The Day in the Life of an Author

This list only includes the minute, mundane tasks involved with writing a book. I did get some actual writing done too. I hope you’re intrigued.

11:30 AM where does king arthur take place – Google Search

very brittish girl names – Google Search

11:14 AM history of dating – Google Search

11:11 AM when were wheelbarrows invented – Google Search

Engage with followers on facebook

11:01 AM define perfect – Google Search

10:53 AM define blazing – Google Search

10:53 AM define explosion – Google Search

10:53 AM define burst – Google Search

10:52 AM define damp – Google Search

10:51 AM define dank – Google Search

10:51 AM synonymns for moist – Google Search

10:49 AM when did king arthur live – Google Search

10:49 AM when were horseshoes invented – Google Search

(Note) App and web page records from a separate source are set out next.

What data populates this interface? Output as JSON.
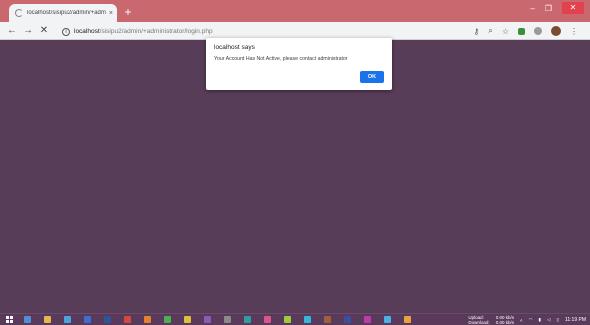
{
  "browser": {
    "tab_title": "localhost/sisipu2/admin/+adm",
    "tab_close": "×",
    "new_tab": "+",
    "window_controls": {
      "minimize": "–",
      "maximize": "❐",
      "close": "✕"
    },
    "nav": {
      "back": "←",
      "forward": "→",
      "stop": "✕"
    },
    "url_host": "localhost",
    "url_path": "/sisipu2/admin/+administrator/login.php"
  },
  "alert": {
    "title": "localhost says",
    "message": "Your Account Has Not Active, please contact administrator",
    "ok_label": "OK"
  },
  "taskbar": {
    "net_upload": "Upload:",
    "net_download": "Download:",
    "upload_speed": "0.00 kb/s",
    "download_speed": "0.00 kb/s",
    "clock": "11:19 PM",
    "apps": [
      {
        "name": "file-explorer",
        "color": "#4f8fd8"
      },
      {
        "name": "folder",
        "color": "#e5b84c"
      },
      {
        "name": "chrome",
        "color": "#4aa3df"
      },
      {
        "name": "app-blue",
        "color": "#3b6fd4"
      },
      {
        "name": "app-word",
        "color": "#2b579a"
      },
      {
        "name": "app-red",
        "color": "#d44a3a"
      },
      {
        "name": "app-orange",
        "color": "#e5822f"
      },
      {
        "name": "app-green",
        "color": "#4caf50"
      },
      {
        "name": "app-yellow",
        "color": "#d9c23a"
      },
      {
        "name": "app-purple",
        "color": "#8e5ab8"
      },
      {
        "name": "app-gray",
        "color": "#8a8a8a"
      },
      {
        "name": "app-teal",
        "color": "#2f9e9e"
      },
      {
        "name": "app-pink",
        "color": "#d9558a"
      },
      {
        "name": "app-lime",
        "color": "#9ccc3a"
      },
      {
        "name": "app-cyan",
        "color": "#35b7d9"
      },
      {
        "name": "app-brown",
        "color": "#a0603a"
      },
      {
        "name": "app-navy",
        "color": "#3a4fa0"
      },
      {
        "name": "app-magenta",
        "color": "#c03aa8"
      },
      {
        "name": "app-sky",
        "color": "#4ab0e8"
      },
      {
        "name": "app-amber",
        "color": "#e8a33a"
      }
    ]
  },
  "colors": {
    "desktop_bg": "#583d58",
    "titlebar": "#c9686f",
    "ok_button": "#1a73e8"
  }
}
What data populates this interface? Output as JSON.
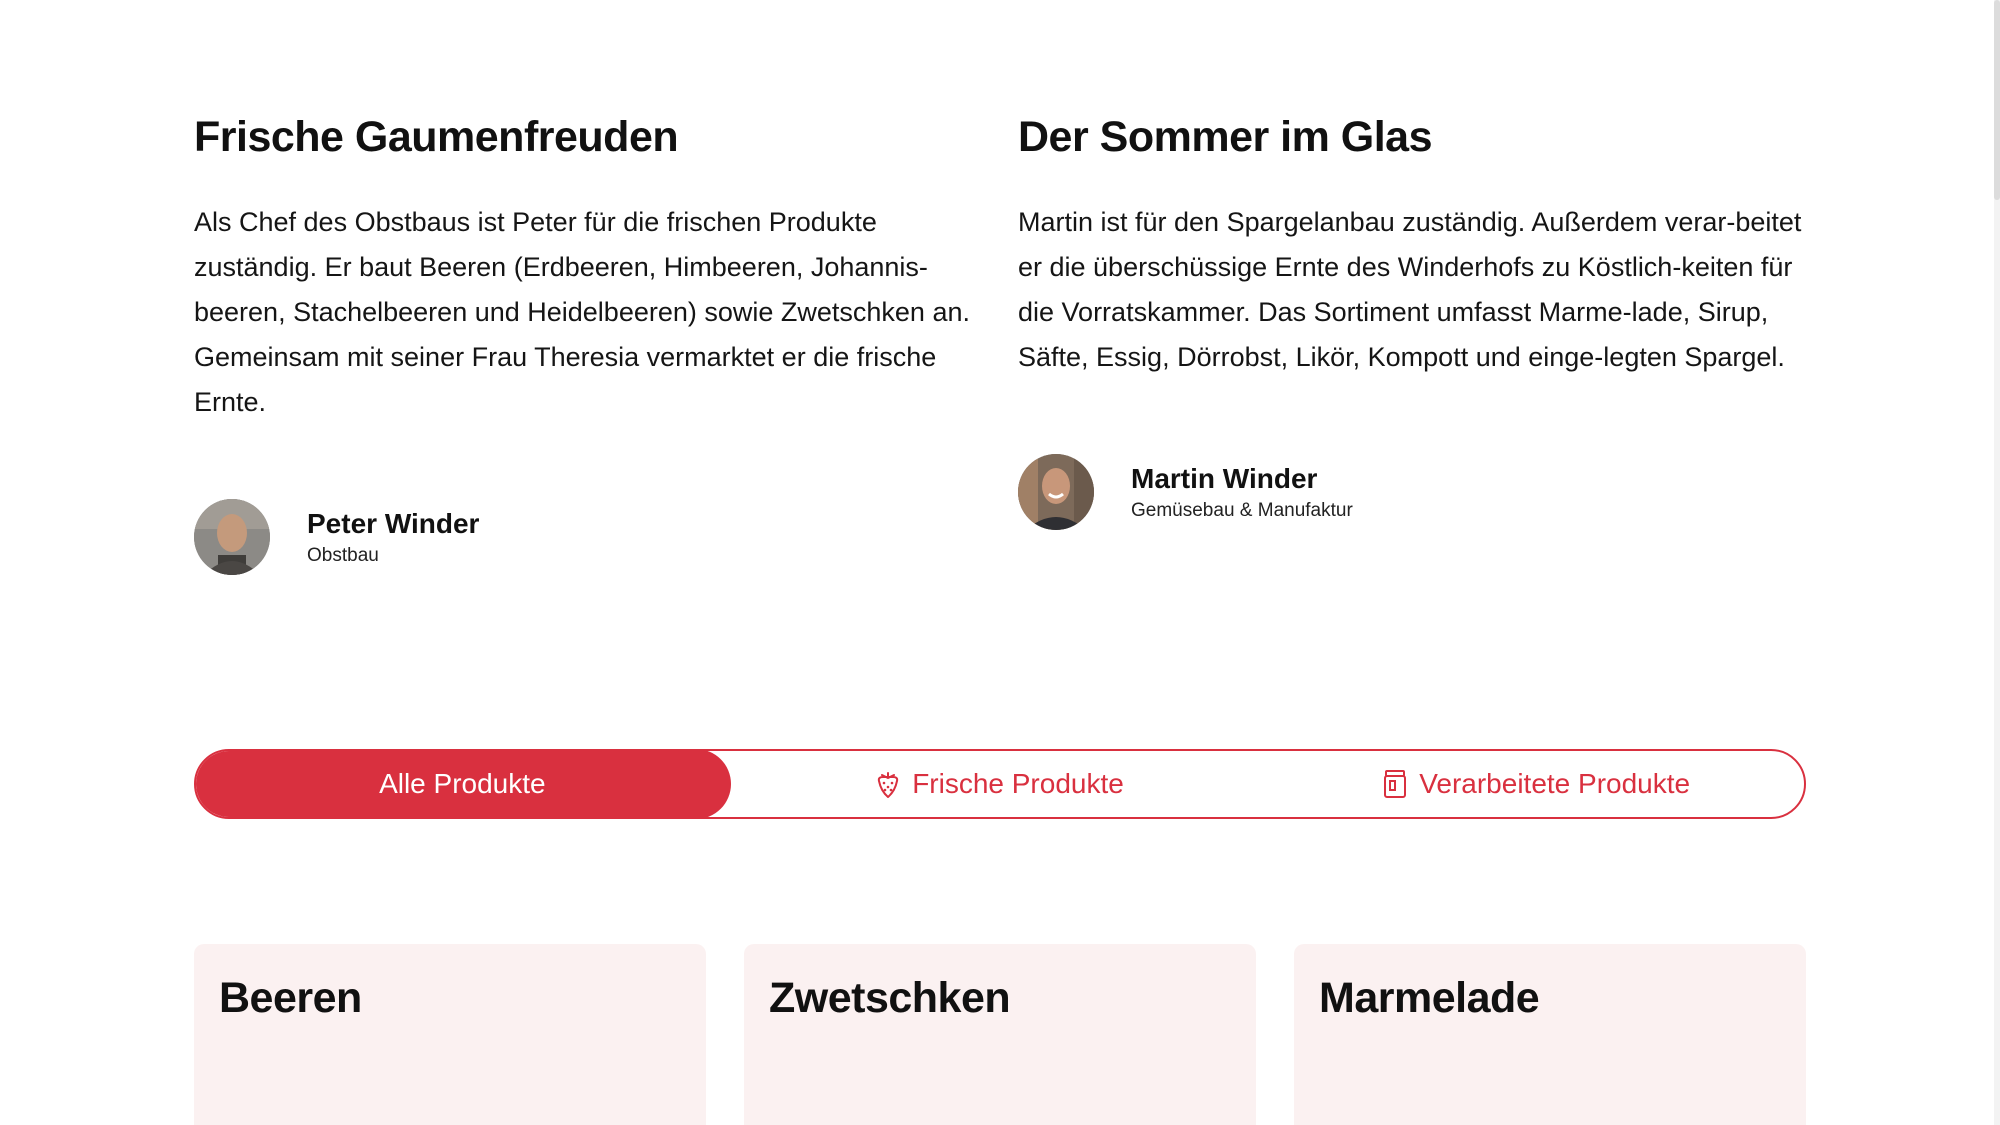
{
  "intro": {
    "left": {
      "title": "Frische Gaumenfreuden",
      "text": "Als Chef des Obstbaus ist Peter für die frischen Produkte zuständig. Er baut Beeren (Erdbeeren, Himbeeren, Johannis-beeren, Stachelbeeren und Heidelbeeren) sowie Zwetschken an. Gemeinsam mit seiner Frau Theresia vermarktet er die frische Ernte.",
      "person": {
        "name": "Peter Winder",
        "role": "Obstbau"
      }
    },
    "right": {
      "title": "Der Sommer im Glas",
      "text": "Martin ist für den Spargelanbau zuständig. Außerdem verar-beitet er die überschüssige Ernte des Winderhofs zu Köstlich-keiten für die Vorratskammer. Das Sortiment umfasst Marme-lade, Sirup, Säfte, Essig, Dörrobst, Likör, Kompott und einge-legten Spargel.",
      "person": {
        "name": "Martin Winder",
        "role": "Gemüsebau & Manufaktur"
      }
    }
  },
  "filter": {
    "tabs": [
      {
        "label": "Alle Produkte",
        "icon": "",
        "active": true
      },
      {
        "label": "Frische Produkte",
        "icon": "strawberry-icon",
        "active": false
      },
      {
        "label": "Verarbeitete Produkte",
        "icon": "jar-icon",
        "active": false
      }
    ]
  },
  "products": [
    {
      "title": "Beeren"
    },
    {
      "title": "Zwetschken"
    },
    {
      "title": "Marmelade"
    }
  ],
  "colors": {
    "accent": "#d9303f",
    "card_bg": "#fbf1f1",
    "text": "#111111"
  }
}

10:41 AM define stammered – Google Search

10:40 AM define poof – Google Search

10:40 AM define discombobulated – Google Search

10:39 AM define stagger – Google Search

10:35 AM synonymns for since – Google Search

10:34 AM reflections in mud puddles – Google Search

I’m not sure what authors used to do. They were probably much smarter than I am. And read a lot more books. And kept their nose in a dictionary.

Plague of Corruption

Another timely book, this one shares the stories of many doctors and scientists in their battle to find the truth and let it be heard. Honestly, it’s surprising that it’s a NY Times Bestseller because it falls under the category of things that would probably be censored right now. Hmmmm. Censoring. A little like book burning, really. I highly recommend this book if you have chronic fatigue syndrome, autism or a child with autism, or if you or your children have any chronic medical conditions or autoimmune diseases. I think it’s an important perspective. Drs. Mikovits and Heckenlively, please write a YA version!! I’m college educated in a scientific field and it was a struggle to get through sometimes.

Book Review of I See You by Julie Lee

If I had to describe this book in one word, it would be “timely.” How appropriate to have a book about seeing those around us just when the world asked us to cover our faces. I consider this to be a really short but profound mental health guidebook. I’ve read a lot of books on mental health and this one is a really good summary. If you need to be seen, or want to increase your capacity to see, love, and help others, I highly recommend this book!

My Covid Babies

Meet Hana and Sula. Last March, my husband and I finally gave into years of begging and agreed to get a dog. We welcomed Sula (pictured on the right) into our family in March 2020, just before things began to lock down. She brings a lot of energy to our home. So much energy that we thought it best she had a friend. Hana joined us just before Christmas. They were born 9 months apart, and I lovingly call them my covid babies. Sula is a lab/havanese mix and loves to play fetch, hike, practice tricks, and sprint alongside a bike or running buddy. She loves people and other dogs. She has so much get up and go and loves me more than anything. It’s cute. Her name means “little bear by the water” in Hawaiian and it’s very fitting. She loves to swim and splash in rivers and lakes. Hana is cuddly and calm. We rescued her from a shelter. She’s an akita mix so will outgrow Sula eventually. They are best friends and play most of the day. What changes happened in your home last year?

Character Spotlight Leaving-on-a-Train-Jane

Escaping Neverland included a little research about train stations in London because of a spunky, fearless girl named Jane. Peter Pan may have the title of the book, but Jane is the heroine. A bit feminist, a bit impulsive, a bit broken, this character taught me a lot about intuition and courage. What fictional characters have stayed with you long after reading or writing?

adult backpack blur business
Photo by Fabrizio Verrecchia on